-(on the older generation in town) in their rest and quiet talk there was peace that was almost heavenly, peace never to be forgotten, never again quite to be imagined, but peace above all else that we have longed for.
-(on birds) think of it!  to fly by mere gift, without the clamor and stain of our inert metal, in perfect trust.
-(on his lifetime friend arthur) to be on horseback with him and free, lost in time, found in place, early Sunday morning, was plain delight.
-(on hope) that we may know the small immortal joy of beasts and birds.
-(on poetry itself) there!  where the aerial columbine brightens on its slender stalk.  walk, poem.  watch, and make no noise.
-(sabbath walk in the forest) Gratitude for the gifts of all the living and the unliving, gratitude which is the greatest gift, quietest of all, passes to me through the trees.

X (on love)
i love the passing light upon this valley now green
in early summer as i watch late in life.
and upon the one by whom i live, who is herself a light,
the light is passing as she works in the garden in the quiet.
the past light i love, but even more the passing light.
to this love, we give our work.

XII
learn by little the desire for all things which perhaps is not desire at all
but undying love which perhaps is not love at all
but gratitude for the being of al things which perhaps is not gratitude at all
but the maker's joy in what is made,
the joy in which we come to rest.
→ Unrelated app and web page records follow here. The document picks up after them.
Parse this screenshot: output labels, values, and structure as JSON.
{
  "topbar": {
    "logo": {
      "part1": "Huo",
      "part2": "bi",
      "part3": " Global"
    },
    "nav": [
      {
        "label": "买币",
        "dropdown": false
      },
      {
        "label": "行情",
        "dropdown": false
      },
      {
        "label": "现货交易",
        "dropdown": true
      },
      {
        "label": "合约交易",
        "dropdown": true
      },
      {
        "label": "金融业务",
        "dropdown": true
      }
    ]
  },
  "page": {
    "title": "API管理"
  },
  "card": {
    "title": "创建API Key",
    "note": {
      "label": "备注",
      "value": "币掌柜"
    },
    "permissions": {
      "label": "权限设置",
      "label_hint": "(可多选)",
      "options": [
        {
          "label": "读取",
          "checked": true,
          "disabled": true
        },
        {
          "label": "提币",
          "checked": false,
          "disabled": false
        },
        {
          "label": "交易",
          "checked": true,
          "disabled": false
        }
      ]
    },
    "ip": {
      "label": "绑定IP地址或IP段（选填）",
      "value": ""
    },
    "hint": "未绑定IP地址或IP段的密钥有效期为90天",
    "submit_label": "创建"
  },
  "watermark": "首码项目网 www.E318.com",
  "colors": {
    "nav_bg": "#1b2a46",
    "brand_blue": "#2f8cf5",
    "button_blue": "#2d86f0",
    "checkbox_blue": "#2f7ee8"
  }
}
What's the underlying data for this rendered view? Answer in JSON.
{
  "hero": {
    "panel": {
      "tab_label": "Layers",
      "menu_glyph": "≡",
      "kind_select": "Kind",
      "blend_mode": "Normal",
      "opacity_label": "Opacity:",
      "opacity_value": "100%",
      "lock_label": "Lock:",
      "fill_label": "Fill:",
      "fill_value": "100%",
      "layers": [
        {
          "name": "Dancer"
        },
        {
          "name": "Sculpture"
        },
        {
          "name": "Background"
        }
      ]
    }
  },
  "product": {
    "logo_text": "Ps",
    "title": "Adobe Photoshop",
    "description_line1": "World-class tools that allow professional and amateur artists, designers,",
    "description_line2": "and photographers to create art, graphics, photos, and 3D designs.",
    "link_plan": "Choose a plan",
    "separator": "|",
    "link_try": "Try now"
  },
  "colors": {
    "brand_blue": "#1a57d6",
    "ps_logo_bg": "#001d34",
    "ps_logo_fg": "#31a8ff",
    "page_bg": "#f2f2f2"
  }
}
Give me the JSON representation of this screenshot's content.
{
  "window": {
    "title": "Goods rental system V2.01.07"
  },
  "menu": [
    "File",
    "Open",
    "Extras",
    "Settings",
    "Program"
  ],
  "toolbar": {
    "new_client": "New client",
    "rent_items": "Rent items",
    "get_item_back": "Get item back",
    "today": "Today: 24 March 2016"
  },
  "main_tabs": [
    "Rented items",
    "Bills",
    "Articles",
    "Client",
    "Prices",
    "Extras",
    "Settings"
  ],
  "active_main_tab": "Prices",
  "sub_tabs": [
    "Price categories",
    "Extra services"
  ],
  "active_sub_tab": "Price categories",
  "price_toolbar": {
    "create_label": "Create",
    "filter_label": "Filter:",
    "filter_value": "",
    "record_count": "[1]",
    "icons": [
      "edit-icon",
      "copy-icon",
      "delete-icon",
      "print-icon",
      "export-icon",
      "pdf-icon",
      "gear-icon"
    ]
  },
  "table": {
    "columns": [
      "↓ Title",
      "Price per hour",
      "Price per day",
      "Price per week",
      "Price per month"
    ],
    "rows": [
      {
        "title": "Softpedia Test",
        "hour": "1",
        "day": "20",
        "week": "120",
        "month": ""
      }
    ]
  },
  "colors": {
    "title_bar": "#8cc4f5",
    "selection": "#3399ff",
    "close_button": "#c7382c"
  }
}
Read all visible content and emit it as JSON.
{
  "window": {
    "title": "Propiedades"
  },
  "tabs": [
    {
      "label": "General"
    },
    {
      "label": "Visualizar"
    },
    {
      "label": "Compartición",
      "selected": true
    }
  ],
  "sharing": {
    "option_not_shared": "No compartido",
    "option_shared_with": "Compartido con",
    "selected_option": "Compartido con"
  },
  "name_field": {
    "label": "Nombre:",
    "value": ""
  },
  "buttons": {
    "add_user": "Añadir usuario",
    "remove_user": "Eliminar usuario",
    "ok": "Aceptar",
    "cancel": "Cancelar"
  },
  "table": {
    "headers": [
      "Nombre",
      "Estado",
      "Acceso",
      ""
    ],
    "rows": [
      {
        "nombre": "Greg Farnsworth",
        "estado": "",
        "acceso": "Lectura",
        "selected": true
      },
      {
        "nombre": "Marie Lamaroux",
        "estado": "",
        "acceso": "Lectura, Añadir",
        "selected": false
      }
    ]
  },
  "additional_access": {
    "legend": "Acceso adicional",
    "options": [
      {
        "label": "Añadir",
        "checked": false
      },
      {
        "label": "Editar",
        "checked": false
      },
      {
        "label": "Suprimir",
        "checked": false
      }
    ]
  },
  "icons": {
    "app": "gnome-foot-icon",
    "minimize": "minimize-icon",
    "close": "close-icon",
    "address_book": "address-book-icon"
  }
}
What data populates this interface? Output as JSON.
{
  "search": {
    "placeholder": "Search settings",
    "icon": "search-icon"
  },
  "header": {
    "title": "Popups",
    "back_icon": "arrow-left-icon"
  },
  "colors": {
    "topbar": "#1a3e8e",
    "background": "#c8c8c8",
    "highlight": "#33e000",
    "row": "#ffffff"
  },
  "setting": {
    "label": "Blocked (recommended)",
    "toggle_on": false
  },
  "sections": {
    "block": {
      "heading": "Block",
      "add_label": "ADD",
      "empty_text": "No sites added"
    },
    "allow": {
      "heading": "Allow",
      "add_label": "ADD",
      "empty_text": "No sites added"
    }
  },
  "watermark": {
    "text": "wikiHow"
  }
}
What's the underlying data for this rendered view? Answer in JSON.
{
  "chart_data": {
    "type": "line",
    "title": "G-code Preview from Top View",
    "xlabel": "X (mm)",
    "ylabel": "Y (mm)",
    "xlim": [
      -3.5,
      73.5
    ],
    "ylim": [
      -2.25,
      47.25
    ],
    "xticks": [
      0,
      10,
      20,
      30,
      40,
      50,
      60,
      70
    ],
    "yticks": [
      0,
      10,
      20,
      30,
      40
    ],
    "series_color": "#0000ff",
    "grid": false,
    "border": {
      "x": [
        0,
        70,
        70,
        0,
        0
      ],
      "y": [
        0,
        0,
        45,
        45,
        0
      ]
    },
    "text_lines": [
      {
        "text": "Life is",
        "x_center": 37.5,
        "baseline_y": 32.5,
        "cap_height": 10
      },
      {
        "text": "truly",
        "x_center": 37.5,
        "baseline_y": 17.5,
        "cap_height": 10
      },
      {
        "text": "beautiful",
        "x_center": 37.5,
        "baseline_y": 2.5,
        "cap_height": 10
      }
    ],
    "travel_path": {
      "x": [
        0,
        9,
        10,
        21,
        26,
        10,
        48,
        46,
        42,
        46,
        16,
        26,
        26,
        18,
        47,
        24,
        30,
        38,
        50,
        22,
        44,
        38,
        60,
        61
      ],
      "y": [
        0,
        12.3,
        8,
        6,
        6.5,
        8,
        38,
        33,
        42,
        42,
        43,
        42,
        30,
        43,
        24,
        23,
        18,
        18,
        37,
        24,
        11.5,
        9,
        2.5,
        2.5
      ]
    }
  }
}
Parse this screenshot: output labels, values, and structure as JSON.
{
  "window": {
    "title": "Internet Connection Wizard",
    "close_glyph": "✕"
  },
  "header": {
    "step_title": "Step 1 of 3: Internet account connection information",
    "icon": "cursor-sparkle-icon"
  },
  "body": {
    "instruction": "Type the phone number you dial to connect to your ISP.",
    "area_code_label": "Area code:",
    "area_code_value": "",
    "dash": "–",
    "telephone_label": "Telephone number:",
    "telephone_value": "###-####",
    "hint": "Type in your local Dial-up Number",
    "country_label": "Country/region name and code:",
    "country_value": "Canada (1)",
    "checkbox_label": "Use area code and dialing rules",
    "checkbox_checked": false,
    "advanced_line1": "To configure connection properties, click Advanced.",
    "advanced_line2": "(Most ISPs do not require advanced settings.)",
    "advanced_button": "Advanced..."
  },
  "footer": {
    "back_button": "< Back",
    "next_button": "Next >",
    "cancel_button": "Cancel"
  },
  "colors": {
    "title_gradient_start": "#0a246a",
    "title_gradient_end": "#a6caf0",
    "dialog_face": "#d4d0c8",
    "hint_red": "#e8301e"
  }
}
but what is made by destruction comes down at last to a stable floor, a bed of straw, and for those with sight light in darkness.